So it must have been, if you think about it, for the followers of Jesus. They were from different regions, probably spoke different dialects, they certainly came from a range of social backgrounds, but they all recognised the greatness of Jesus and were willing to give themselves entirely to His service. 

We are not told much about the home life of the other characters, but the writer Tolkein paints an idyllic picture of a beautiful rural place called the Shire. The little Hobbits live simple, innocent and happy lives. They live by agriculture and enjoy peace and continuity. Like the fishermen who were working by the side of the lake, the Hobbits were caught up in a greater task than anything they ever envisaged. 

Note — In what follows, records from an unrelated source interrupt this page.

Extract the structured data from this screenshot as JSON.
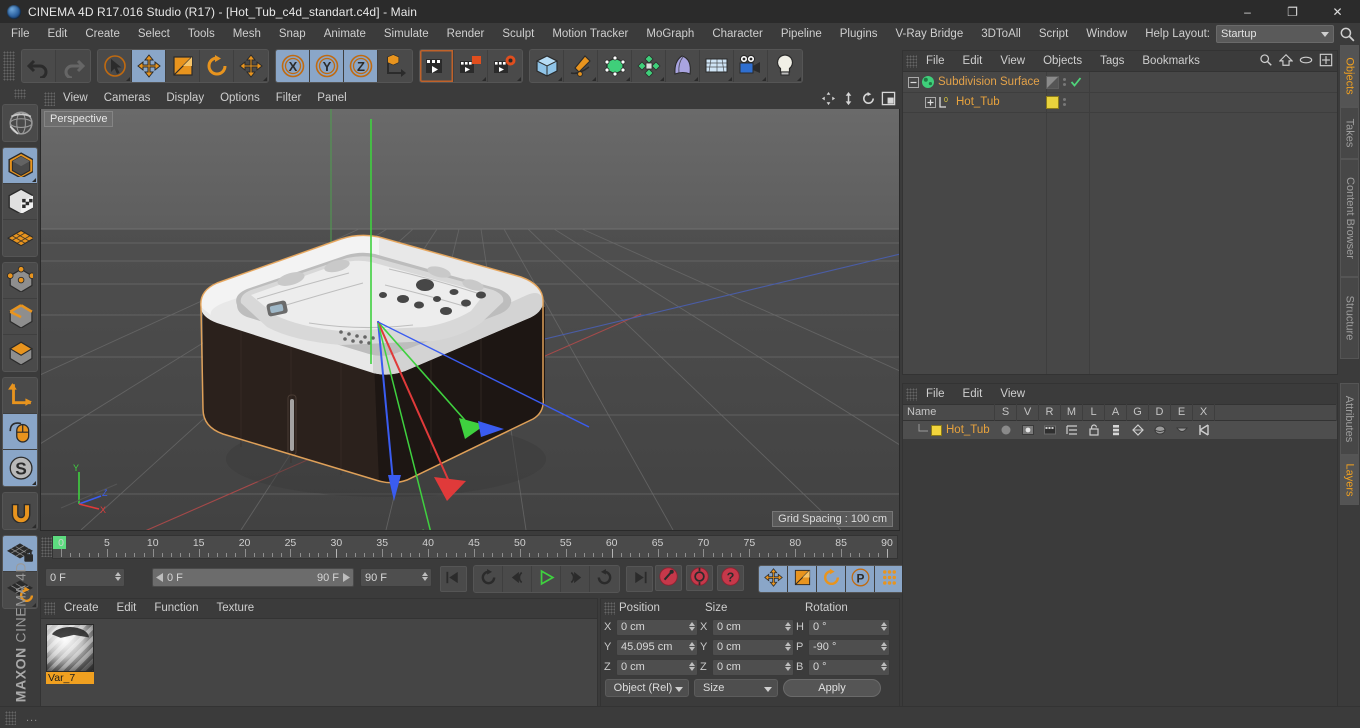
{
  "window": {
    "title": "CINEMA 4D R17.016 Studio (R17) - [Hot_Tub_c4d_standart.c4d] - Main",
    "minimize": "–",
    "maximize": "❐",
    "close": "✕"
  },
  "menubar": {
    "items": [
      "File",
      "Edit",
      "Create",
      "Select",
      "Tools",
      "Mesh",
      "Snap",
      "Animate",
      "Simulate",
      "Render",
      "Sculpt",
      "Motion Tracker",
      "MoGraph",
      "Character",
      "Pipeline",
      "Plugins",
      "V-Ray Bridge",
      "3DToAll",
      "Script",
      "Window",
      "Help"
    ],
    "layout_label": "Layout:",
    "layout_value": "Startup"
  },
  "toolbar": {
    "groups": [
      {
        "name": "history",
        "buttons": [
          {
            "name": "undo-button",
            "icon": "undo-icon",
            "active": false,
            "dim": false
          },
          {
            "name": "redo-button",
            "icon": "redo-icon",
            "active": false,
            "dim": true
          }
        ]
      },
      {
        "name": "transform",
        "buttons": [
          {
            "name": "live-selection-button",
            "icon": "cursor-select-icon",
            "active": false,
            "corner": true
          },
          {
            "name": "move-tool-button",
            "icon": "move-icon",
            "active": true
          },
          {
            "name": "scale-tool-button",
            "icon": "scale-icon",
            "active": false
          },
          {
            "name": "rotate-tool-button",
            "icon": "rotate-icon",
            "active": false
          },
          {
            "name": "move-alt-button",
            "icon": "move-icon",
            "active": false,
            "corner": true
          }
        ]
      },
      {
        "name": "axis-locks",
        "buttons": [
          {
            "name": "lock-x-button",
            "icon": "axis-x-icon",
            "active": true
          },
          {
            "name": "lock-y-button",
            "icon": "axis-y-icon",
            "active": true
          },
          {
            "name": "lock-z-button",
            "icon": "axis-z-icon",
            "active": true
          },
          {
            "name": "world-coordinates-button",
            "icon": "world-axis-icon",
            "active": false
          }
        ]
      },
      {
        "name": "render",
        "buttons": [
          {
            "name": "render-view-button",
            "icon": "render-view-icon",
            "active": false,
            "sel": true
          },
          {
            "name": "render-to-picture-viewer-button",
            "icon": "render-picture-icon",
            "active": false,
            "corner": true
          },
          {
            "name": "render-settings-button",
            "icon": "render-settings-icon",
            "active": false,
            "corner": true
          }
        ]
      },
      {
        "name": "objects",
        "buttons": [
          {
            "name": "add-cube-button",
            "icon": "cube-icon",
            "active": false,
            "corner": true
          },
          {
            "name": "add-spline-button",
            "icon": "pen-spline-icon",
            "active": false,
            "corner": true
          },
          {
            "name": "add-generator-button",
            "icon": "nurbs-icon",
            "active": false,
            "corner": true
          },
          {
            "name": "add-deformer-button",
            "icon": "deformer-icon",
            "active": false,
            "corner": true
          },
          {
            "name": "add-scene-button",
            "icon": "bend-icon",
            "active": false,
            "corner": true
          },
          {
            "name": "add-floor-button",
            "icon": "floor-grid-icon",
            "active": false,
            "corner": true
          },
          {
            "name": "add-camera-button",
            "icon": "camera-icon",
            "active": false,
            "corner": true
          },
          {
            "name": "add-light-button",
            "icon": "light-bulb-icon",
            "active": false,
            "corner": true
          }
        ]
      }
    ]
  },
  "lefttoolbar": {
    "groups": [
      [
        {
          "name": "make-editable-button",
          "icon": "globe-editable-icon",
          "active": false
        }
      ],
      [
        {
          "name": "model-mode-button",
          "icon": "model-cube-icon",
          "active": true,
          "corner": true
        },
        {
          "name": "texture-mode-button",
          "icon": "texture-cube-icon",
          "active": false
        },
        {
          "name": "workplane-button",
          "icon": "grid-plane-icon",
          "active": false
        }
      ],
      [
        {
          "name": "points-mode-button",
          "icon": "points-icon",
          "active": false
        },
        {
          "name": "edges-mode-button",
          "icon": "edges-icon",
          "active": false
        },
        {
          "name": "polygons-mode-button",
          "icon": "polygons-icon",
          "active": false
        }
      ],
      [
        {
          "name": "axis-mode-button",
          "icon": "axis-l-icon",
          "active": false
        },
        {
          "name": "viewport-solo-button",
          "icon": "mouse-icon",
          "active": true
        },
        {
          "name": "snap-button",
          "icon": "snap-s-icon",
          "active": true,
          "corner": true
        }
      ],
      [
        {
          "name": "magnet-button",
          "icon": "magnet-icon",
          "active": false,
          "corner": true
        }
      ],
      [
        {
          "name": "workplane-lock-button",
          "icon": "plane-lock-icon",
          "active": true
        },
        {
          "name": "workplane-rotate-button",
          "icon": "plane-rotate-icon",
          "active": false,
          "corner": true
        }
      ]
    ],
    "brand_bold": "MAXON",
    "brand_thin": "CINEMA 4D"
  },
  "viewport": {
    "menu": [
      "View",
      "Cameras",
      "Display",
      "Options",
      "Filter",
      "Panel"
    ],
    "nav_icons": [
      "pan-icon",
      "zoom-icon",
      "rotate-view-icon",
      "maximize-view-icon"
    ],
    "label": "Perspective",
    "grid_spacing": "Grid Spacing : 100 cm",
    "axis": {
      "x": "X",
      "y": "Y",
      "z": "Z"
    },
    "model_name": "Hot_Tub"
  },
  "timeline": {
    "ticks": [
      0,
      5,
      10,
      15,
      20,
      25,
      30,
      35,
      40,
      45,
      50,
      55,
      60,
      65,
      70,
      75,
      80,
      85,
      90
    ],
    "start": 0,
    "end": 90,
    "current_frame_field": "0 F",
    "range_start": "0 F",
    "range_end": "90 F",
    "max_frame_field": "90 F",
    "end_field": "0 F",
    "transport": [
      {
        "name": "go-to-start-button",
        "icon": "skip-start-icon"
      },
      {
        "name": "play-backward-loop-button",
        "icon": "loop-icon"
      },
      {
        "name": "step-back-button",
        "icon": "step-back-icon"
      },
      {
        "name": "play-button",
        "icon": "play-icon"
      },
      {
        "name": "step-forward-button",
        "icon": "step-forward-icon"
      },
      {
        "name": "loop-forward-button",
        "icon": "loop-forward-icon"
      },
      {
        "name": "go-to-end-button",
        "icon": "skip-end-icon"
      }
    ],
    "record": [
      {
        "name": "record-keyframe-button",
        "icon": "record-key-icon"
      },
      {
        "name": "autokey-button",
        "icon": "autokey-icon"
      },
      {
        "name": "keyframe-help-button",
        "icon": "question-icon"
      }
    ],
    "keyflags": [
      {
        "name": "key-position-button",
        "icon": "move-icon",
        "active": true
      },
      {
        "name": "key-scale-button",
        "icon": "scale-icon",
        "active": true
      },
      {
        "name": "key-rotation-button",
        "icon": "rotate-icon",
        "active": true
      },
      {
        "name": "key-parameter-button",
        "icon": "param-p-icon",
        "active": true
      },
      {
        "name": "key-point-level-button",
        "icon": "pla-dots-icon",
        "active": true
      }
    ],
    "filmstrip": {
      "name": "timeline-view-button",
      "icon": "filmstrip-icon"
    }
  },
  "materials": {
    "menu": [
      "Create",
      "Edit",
      "Function",
      "Texture"
    ],
    "items": [
      {
        "name": "Var_7",
        "selected": true
      }
    ]
  },
  "coordinates": {
    "headers": [
      "Position",
      "Size",
      "Rotation"
    ],
    "position": {
      "labels": [
        "X",
        "Y",
        "Z"
      ],
      "values": [
        "0 cm",
        "45.095 cm",
        "0 cm"
      ]
    },
    "size": {
      "labels": [
        "X",
        "Y",
        "Z"
      ],
      "values": [
        "0 cm",
        "0 cm",
        "0 cm"
      ]
    },
    "rotation": {
      "labels": [
        "H",
        "P",
        "B"
      ],
      "values": [
        "0 °",
        "-90 °",
        "0 °"
      ]
    },
    "mode_dropdown": "Object (Rel)",
    "size_dropdown": "Size",
    "apply_button": "Apply"
  },
  "objectmanager": {
    "menu": [
      "File",
      "Edit",
      "View",
      "Objects",
      "Tags",
      "Bookmarks"
    ],
    "header_icons": [
      "search-icon",
      "home-icon",
      "eye-icon",
      "fullscreen-icon"
    ],
    "rows": [
      {
        "name": "Subdivision Surface",
        "depth": 0,
        "color": "#e3a24a",
        "tag": "subdivision",
        "checked": true
      },
      {
        "name": "Hot_Tub",
        "depth": 1,
        "color": "#e8a33d",
        "tag": "yellow",
        "checked": false
      }
    ]
  },
  "layermanager": {
    "menu": [
      "File",
      "Edit",
      "View"
    ],
    "columns": [
      "Name",
      "S",
      "V",
      "R",
      "M",
      "L",
      "A",
      "G",
      "D",
      "E",
      "X"
    ],
    "rows": [
      {
        "name": "Hot_Tub",
        "color": "#f2d53c"
      }
    ]
  },
  "vtabs": {
    "right_top": [
      {
        "label": "Objects",
        "active": true
      },
      {
        "label": "Takes",
        "active": false
      },
      {
        "label": "Content Browser",
        "active": false
      },
      {
        "label": "Structure",
        "active": false
      }
    ],
    "right_bottom": [
      {
        "label": "Attributes",
        "active": false
      },
      {
        "label": "Layers",
        "active": true
      }
    ]
  },
  "status": {
    "text": "..."
  }
}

Perhaps, like the Hobbits, Peter and his companions were very contented with the life they had been leading. But Jesus' call was simple and powerful. The fishermen were compelled to leave the security of their family trade and launch out into the unknown life of discipleship. 

The Hobbit is pulled out of the obscurity of his life in order to destroy the evil power of the Ring. The novels of Tolkein are remarkable for the way they describe evil. The point about evil is there is nowhere which remains immune once it is unleashed upon the world. 

Tolkein was planning the novels during the 1930s, a decade which saw the rise of the fascist powers in Europe. Like the little peace-loving Hobbits nestling in the Shire, even the most remote and apparently serene parts of Europe, like Holland were caught up in the evil of Fascism. 

The fact that a small, apparently insignificant, creature like Frodo will stand up against the forces of evil gives one hope. He isn't a hero in the conventional mode, like the glamorous Aragorn, he is small, not very wise and not very brave. When he is confronted by the fact that he and he alone can return the Ring, he is afraid and overwhelmed, but still he rises to the challenge. Indeed it is the little creature's innocence and decency which makes him the right person for the job. In so far as it is possible to resist the lure of the evil Ring, he strives to do so, always remembering the good of all which he serves. 

Frodo, the Hobbit, stands for all who give themselves for the service of others. I have been told that in times of extreme danger, in wartime for example, hitherto ordinary women and men can achieve extraordinary feats of courage and behave in resolute ways they would not have believed was within their capacity. 

What happens in the story, what happens in war, happened to those ordinary men fishing quietly by the lake two thousand years ago. They were called by One far greater than themselves, to be far greater than themselves. They found the capacity to serve in ways they could not imagine. 

Eventually with God's grace, the teaching of the Lord Jesus and the inspiration of the Holy Spirit, those fishermen went out into the dangerous and confused world in which they lived, preaching and claiming souls for Christ. Some eventually would be called to organise the fledgling Church, others would be called to travel far beyond the world that most of them knew. Others would be called to die for the Faith. Ordinary men made extraordinary by the inspiration of Jesus, inflamed and supported by the Holy Spirit. 

This week in the news there has been a lot of argument as to whether rap music with violent lyrics is inciting young men to acts of violence. It is perhaps just as interesting to consider whether the enthusiasm with which the Lord of the Rings is being received speaks about a hunger among the young for examples of goodness. 

We have to ask what is the appeal of the Lord of the Rings book, to yet another generation of readers? Surely it is because within the story are archetypal heroes, timeless examples of self-denial, courage and friendship which will hopefully always strike a chord in people learning what is possible for humanity. 

Tolkein was inspired by his upbringing as a Christian, which encouraged him to believe that even at times of the greatest darkness, the light of God, and all that is good will dawn upon the world. Amen